Could you copy out all the lines in the material below where the word "menue" occurs?
═══ The input ═══
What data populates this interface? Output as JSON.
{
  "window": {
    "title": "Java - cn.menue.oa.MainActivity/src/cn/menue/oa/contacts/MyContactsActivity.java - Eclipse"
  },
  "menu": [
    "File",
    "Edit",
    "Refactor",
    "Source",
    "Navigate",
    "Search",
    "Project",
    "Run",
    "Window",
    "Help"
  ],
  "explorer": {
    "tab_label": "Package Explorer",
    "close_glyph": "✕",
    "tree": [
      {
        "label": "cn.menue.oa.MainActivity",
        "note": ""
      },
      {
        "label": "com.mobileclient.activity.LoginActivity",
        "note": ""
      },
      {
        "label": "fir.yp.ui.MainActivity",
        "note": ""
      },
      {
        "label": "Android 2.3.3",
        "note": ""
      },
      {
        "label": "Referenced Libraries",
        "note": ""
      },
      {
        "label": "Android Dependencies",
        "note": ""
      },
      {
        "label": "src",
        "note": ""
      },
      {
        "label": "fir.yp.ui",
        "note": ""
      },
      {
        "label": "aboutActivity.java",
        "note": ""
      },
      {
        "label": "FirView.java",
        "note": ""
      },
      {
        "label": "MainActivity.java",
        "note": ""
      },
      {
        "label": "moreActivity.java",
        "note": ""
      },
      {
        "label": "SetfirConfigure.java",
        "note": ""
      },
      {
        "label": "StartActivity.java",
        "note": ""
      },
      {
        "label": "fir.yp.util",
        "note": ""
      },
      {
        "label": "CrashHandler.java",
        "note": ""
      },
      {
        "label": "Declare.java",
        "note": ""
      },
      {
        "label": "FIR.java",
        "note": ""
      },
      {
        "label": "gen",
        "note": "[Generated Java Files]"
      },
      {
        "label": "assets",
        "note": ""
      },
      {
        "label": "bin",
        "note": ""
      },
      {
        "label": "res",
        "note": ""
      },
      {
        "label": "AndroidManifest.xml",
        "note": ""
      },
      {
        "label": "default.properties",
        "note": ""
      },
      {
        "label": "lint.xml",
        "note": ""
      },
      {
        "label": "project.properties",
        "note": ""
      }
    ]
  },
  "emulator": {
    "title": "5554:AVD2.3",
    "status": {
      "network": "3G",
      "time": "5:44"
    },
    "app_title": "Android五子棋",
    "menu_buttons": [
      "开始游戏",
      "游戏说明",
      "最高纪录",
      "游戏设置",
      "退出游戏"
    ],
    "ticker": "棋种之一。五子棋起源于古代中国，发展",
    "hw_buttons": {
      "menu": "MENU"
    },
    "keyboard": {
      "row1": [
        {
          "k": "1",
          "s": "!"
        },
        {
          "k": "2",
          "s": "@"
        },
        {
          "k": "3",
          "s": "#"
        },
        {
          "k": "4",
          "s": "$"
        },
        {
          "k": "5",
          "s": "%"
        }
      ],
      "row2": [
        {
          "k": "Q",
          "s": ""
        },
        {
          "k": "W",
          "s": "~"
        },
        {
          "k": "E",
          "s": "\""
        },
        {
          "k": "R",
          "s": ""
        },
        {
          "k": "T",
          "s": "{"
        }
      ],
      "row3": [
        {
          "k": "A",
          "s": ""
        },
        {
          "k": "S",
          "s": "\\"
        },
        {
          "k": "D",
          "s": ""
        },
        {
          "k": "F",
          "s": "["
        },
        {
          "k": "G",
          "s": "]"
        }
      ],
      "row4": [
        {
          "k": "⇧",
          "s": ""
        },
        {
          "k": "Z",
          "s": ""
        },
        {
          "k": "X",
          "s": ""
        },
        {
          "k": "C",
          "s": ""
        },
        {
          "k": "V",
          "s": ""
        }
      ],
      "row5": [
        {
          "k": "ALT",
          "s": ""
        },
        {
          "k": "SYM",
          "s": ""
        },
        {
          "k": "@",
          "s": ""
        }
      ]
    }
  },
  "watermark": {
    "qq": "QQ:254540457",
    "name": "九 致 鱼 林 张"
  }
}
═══
▶ [Solution to this exercise]
    "title": "Java - cn.menue.oa.MainActivity/src/cn/menue/oa/contacts/MyContactsActivity.java - Eclipse"
        "label": "cn.menue.oa.MainActivity",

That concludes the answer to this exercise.